A slot is a narrow opening or position, as in a machine or in an aircraft. It can also refer to a reserved time or place for taking off and landing, as in the airport slot system that keeps takeoffs and landings spaced out. Other uses include the position of a player on an ice hockey team or a slot in a line. The word comes from the Latin word slatus, meaning a notch or narrow opening.
A slot machine is a game in which players place coins or paper tickets with barcodes into designated slots on the machine, activate a lever or button (either physical or virtual), and watch the reels spin to randomly arrange symbols. When a winning combination is struck, the player earns credits based on the pay table. Most slot games have a theme, and the symbols and bonus features are aligned with that theme.
Many modern slot machines have a series of bonus games that players can trigger by landing specific scatter or bonus symbols on the reels. These games often have a different set of reels and paylines from the main game, and can offer much larger payouts.
While there are many types of slot machines, they all work in the same basic way: random number generator software generates a string that determines how the symbols land on each reel and how much a player wins or loses. The software then compares this string to a preprogrammed list of possible combinations and determines whether the player has won. Some machines have a fixed return percentage, while others have a variable return percentage that changes with each spin.
The probability that a particular symbol will appear on a particular reel is based on the number of blank spaces and the number of symbols already present on the reel, and this probability can be adjusted by changing the number of reels or the number of symbols per reel. Modern slot machines use microprocessors, so they can assign different probabilities to each symbol on each reel. This can make it look like a certain symbol is close to hitting, but in reality the odds are still very long.
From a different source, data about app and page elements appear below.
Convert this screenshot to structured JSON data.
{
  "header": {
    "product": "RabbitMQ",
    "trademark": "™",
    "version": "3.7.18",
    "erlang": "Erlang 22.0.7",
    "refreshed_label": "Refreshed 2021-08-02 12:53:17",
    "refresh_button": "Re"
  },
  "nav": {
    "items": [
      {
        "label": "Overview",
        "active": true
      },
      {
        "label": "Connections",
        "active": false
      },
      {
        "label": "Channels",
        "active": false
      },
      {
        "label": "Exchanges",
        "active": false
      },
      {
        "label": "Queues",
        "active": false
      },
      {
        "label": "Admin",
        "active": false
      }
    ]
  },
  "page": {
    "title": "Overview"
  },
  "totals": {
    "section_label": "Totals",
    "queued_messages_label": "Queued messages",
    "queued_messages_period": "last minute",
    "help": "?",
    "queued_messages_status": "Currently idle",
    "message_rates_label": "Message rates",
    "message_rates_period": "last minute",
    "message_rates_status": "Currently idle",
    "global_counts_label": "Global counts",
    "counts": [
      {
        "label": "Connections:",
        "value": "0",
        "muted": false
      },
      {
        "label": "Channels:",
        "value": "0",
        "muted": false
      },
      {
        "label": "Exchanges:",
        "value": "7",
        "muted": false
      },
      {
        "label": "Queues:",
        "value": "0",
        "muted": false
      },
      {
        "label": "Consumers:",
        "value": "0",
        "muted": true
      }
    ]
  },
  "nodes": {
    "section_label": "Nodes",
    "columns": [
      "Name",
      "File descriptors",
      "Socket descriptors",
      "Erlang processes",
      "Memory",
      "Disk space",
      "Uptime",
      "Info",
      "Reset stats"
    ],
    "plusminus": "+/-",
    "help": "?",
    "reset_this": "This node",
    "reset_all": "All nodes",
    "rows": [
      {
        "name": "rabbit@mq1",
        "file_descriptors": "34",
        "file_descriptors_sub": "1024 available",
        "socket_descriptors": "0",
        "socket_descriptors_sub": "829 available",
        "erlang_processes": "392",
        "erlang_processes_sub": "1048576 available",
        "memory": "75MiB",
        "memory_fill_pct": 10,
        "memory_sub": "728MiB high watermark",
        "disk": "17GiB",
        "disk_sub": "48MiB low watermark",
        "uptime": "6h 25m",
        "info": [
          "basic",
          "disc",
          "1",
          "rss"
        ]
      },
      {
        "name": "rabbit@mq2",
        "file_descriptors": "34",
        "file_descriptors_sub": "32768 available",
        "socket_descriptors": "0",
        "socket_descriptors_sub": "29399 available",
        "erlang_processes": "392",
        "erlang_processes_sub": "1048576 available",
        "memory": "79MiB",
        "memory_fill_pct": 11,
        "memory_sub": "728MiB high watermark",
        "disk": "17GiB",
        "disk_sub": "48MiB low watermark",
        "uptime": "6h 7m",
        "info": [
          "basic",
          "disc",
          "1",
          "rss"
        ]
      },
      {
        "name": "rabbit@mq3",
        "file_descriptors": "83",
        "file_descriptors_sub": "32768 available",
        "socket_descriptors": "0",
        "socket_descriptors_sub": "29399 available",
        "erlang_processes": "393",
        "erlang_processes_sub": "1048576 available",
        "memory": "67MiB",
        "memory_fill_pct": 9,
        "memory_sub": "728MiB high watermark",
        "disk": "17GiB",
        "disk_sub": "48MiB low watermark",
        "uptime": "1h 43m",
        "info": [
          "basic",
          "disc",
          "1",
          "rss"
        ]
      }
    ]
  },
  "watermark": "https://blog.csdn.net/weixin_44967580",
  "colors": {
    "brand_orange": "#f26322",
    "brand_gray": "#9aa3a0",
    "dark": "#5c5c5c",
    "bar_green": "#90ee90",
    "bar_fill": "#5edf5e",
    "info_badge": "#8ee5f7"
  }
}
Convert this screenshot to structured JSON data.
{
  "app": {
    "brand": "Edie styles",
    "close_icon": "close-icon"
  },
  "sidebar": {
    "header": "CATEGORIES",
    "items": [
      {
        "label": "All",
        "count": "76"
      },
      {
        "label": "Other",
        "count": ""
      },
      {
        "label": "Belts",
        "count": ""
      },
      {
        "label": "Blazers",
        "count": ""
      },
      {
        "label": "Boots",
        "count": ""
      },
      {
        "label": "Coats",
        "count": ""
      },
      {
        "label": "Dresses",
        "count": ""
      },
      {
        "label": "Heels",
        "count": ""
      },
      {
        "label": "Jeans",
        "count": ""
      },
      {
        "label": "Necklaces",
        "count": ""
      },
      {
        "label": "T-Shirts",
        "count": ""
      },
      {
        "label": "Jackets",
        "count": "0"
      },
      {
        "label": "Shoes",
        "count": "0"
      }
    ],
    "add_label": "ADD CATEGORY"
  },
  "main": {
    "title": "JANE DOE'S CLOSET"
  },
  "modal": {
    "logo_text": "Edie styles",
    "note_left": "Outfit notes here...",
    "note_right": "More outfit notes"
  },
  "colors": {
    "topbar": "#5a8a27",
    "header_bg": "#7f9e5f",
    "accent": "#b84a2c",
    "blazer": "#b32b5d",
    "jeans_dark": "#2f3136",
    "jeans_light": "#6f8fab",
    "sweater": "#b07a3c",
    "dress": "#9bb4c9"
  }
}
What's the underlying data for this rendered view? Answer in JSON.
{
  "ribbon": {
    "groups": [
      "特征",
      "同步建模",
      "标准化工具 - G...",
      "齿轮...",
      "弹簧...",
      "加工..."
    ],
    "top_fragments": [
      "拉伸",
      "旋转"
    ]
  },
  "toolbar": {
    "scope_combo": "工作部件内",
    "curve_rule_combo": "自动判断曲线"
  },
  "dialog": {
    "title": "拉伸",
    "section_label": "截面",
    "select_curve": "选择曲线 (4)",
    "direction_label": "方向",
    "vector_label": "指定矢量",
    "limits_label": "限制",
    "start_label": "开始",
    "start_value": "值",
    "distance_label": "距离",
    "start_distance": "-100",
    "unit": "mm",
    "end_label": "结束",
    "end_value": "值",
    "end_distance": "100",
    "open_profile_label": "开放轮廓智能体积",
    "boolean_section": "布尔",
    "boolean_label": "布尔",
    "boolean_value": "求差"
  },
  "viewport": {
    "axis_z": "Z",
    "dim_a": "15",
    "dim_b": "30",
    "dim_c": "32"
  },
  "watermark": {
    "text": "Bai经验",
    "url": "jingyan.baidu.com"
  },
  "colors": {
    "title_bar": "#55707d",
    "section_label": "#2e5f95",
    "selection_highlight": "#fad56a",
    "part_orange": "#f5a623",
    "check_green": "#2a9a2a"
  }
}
The first step in becoming a successful slot player is to understand the odds and the rules of the game. Once you know the basics, choose a machine that appeals to you visually and plays to your strengths. Be sure to check out the paytables and paylines before placing your bet. Lastly, be sure to play within your budget, and stick with it. By following these simple tips, you can increase your chances of walking away with more money than you came in with. Good luck!